Sylvain Vanston is in charge of integrating environmental, social and governance (ESG) risk and opportunity factors into the Axa Group's product development, risk management, underwriting and investment processes, as well as developing new policies with a specific focus on climate change and biodiversity.
He also supports the relationship with analysts and rating agencies, the Axa Group's ESG reporting strategy as well as its environmental footprint management.
He has been a relentless promoter of climate action at Axa and has shared his expertise in many forums, including as a member of the Task Force on Climate-related Financial Disclosures (TCFD).
What inspired you to work on climate change issues?
I have a very clear starting point: June 1992, in a Canterbury park, reading The Economist analysing the Rio Summit negotiations to establish the UN Framework Convention on Climate Change.
As an International Relations student, these negotiations struck me as a perfect case study involving a classic "tragedy of the commons" dilemma whereby a common resource (in this case, the earth's capacity to absorb anthropic carbon emissions and provide natural resources) is being depleted by individual actors, leading to the ruin of all, when cooperation could have avoided it.
Thirty years later, it is fair to say this initial conundrum remains and still prevents efficient global cooperation.
I boarded the climate train via an academic "game theory" angle, but righting the sheer unfairness of climate change stuck with me. I focused my following university years on the concept of sustainable development. You could say I'm not a newcomer to this debate, and yet it still feels new to me, which is a blessing.
What are your work priorities right now?

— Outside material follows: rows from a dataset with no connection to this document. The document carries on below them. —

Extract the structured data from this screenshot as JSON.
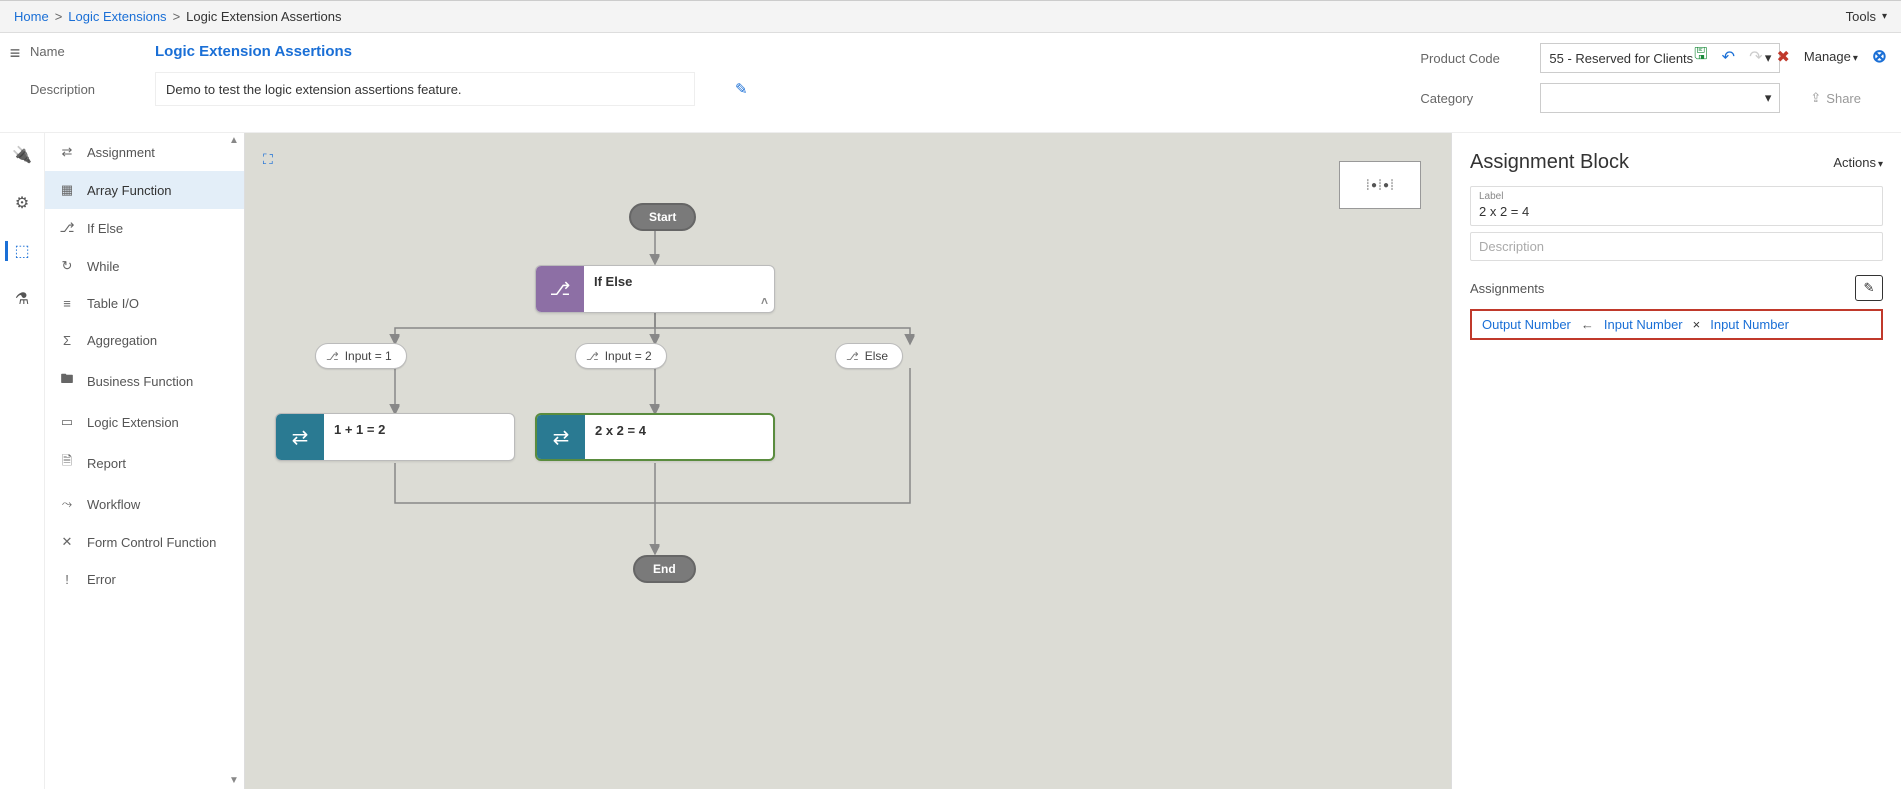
{
  "breadcrumb": {
    "home": "Home",
    "logic_extensions": "Logic Extensions",
    "current": "Logic Extension Assertions"
  },
  "tools_label": "Tools",
  "header": {
    "name_label": "Name",
    "name_value": "Logic Extension Assertions",
    "description_label": "Description",
    "description_value": "Demo to test the logic extension assertions feature.",
    "product_code_label": "Product Code",
    "product_code_value": "55 - Reserved for Clients",
    "category_label": "Category",
    "category_value": "",
    "share_label": "Share",
    "manage_label": "Manage"
  },
  "palette": [
    {
      "icon": "⇄",
      "label": "Assignment"
    },
    {
      "icon": "▦",
      "label": "Array Function"
    },
    {
      "icon": "⎇",
      "label": "If Else"
    },
    {
      "icon": "↻",
      "label": "While"
    },
    {
      "icon": "≡",
      "label": "Table I/O"
    },
    {
      "icon": "Σ",
      "label": "Aggregation"
    },
    {
      "icon": "🖿",
      "label": "Business Function"
    },
    {
      "icon": "▭",
      "label": "Logic Extension"
    },
    {
      "icon": "🗎",
      "label": "Report"
    },
    {
      "icon": "⤳",
      "label": "Workflow"
    },
    {
      "icon": "✕",
      "label": "Form Control Function"
    },
    {
      "icon": "!",
      "label": "Error"
    }
  ],
  "flow": {
    "start": "Start",
    "end": "End",
    "ifelse_label": "If Else",
    "branches": [
      {
        "label": "Input = 1"
      },
      {
        "label": "Input = 2"
      },
      {
        "label": "Else"
      }
    ],
    "assignments": [
      {
        "label": "1 + 1 = 2"
      },
      {
        "label": "2 x 2 = 4"
      }
    ]
  },
  "inspector": {
    "title": "Assignment Block",
    "actions_label": "Actions",
    "label_field_label": "Label",
    "label_field_value": "2 x 2 = 4",
    "description_placeholder": "Description",
    "assignments_heading": "Assignments",
    "assignment": {
      "output": "Output Number",
      "input1": "Input Number",
      "op": "×",
      "input2": "Input Number"
    }
  }
}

Axa announced a greatly ramped-up climate strategy last November. My priority is to walk this talk and deliver on our promises, including some ambitious and transformative commitments on climate neutrality, coal phase out, green investing and so on. We also joined the Net-Zero Asset Owner Alliance where we support work on "investment temperature" metrics.
We are also working on biodiversity loss, which receives far less investor and business attention than it should. In many respects, the biodiversity crisis has already crossed the "well below 2°C" threshold that we are trying to avoid when it comes to climate mitigation.
But of course, the Covid-19 crisis has given us new priorities. We must avoid repeating the mistakes of the 2009 stimulus packages. A green recovery strategy is our only sustainable recovery option: "back to better", not "back to normal".
Tell me one step the insurance industry needs to take, to improve its response to climate change?
Many European insurers took proactive steps to develop ambitious climate commitments, first as asset owners with "divest / invest" strategies, then later as insurers implementing underwriting restrictions. These receive less media attention than divestments, where we played a strong role, but they are a significant effort.
However, our role as insurers has always been to enable the development of new technologies and enterprises through risk mutualisation. We should step-up our efforts to address the need for more green business by better leveraging the unique capacity of insurers to enable risk-taking. This would encourage business innovation and shift the narrative away from restrictions.
Are you optimistic or pessimistic we can avoid the worst effects of climate change?
It's hard to be fully optimistic. The impacts of climate change predicted by the IPCC since 1990 have materialised, and indeed earlier and stronger than expected. The massive drop in carbon emissions caused by the lockdown is not even sufficient to achieve the goals of the Paris Agreement. Political momentum is elusive. Growth remains so intrinsically coupled with carbon emissions. The window for action is closing fast. It is tempting to quit.
But there is a silver lining in every storm: the Covid-19 crisis presents us with a unique opportunity, because change is more acceptable when it is truly required. We can collectively help design the first-ever recovery strategy which is aligned with the Paris Agreement. This is the only way to shape a world we will be proud to leave to future generations.
What are you doing personally to reduce your climate impact?
Not enough! After 25 years of motorcycling, I recently bought an electric scooter, which is such a joy to ride in silence and low emissions, thanks to France's low-carbon energy mix. I also try all kinds of innovative veggie food, but it is not popular at all with my wife and kids.
But I am still unable to quit flying to go on vacations - a habit which I know very well is not "Paris-aligned". I take comfort in knowing that my job is helpful, but this personal inconsistency upsets me. If I don't change, how can I expect others to change?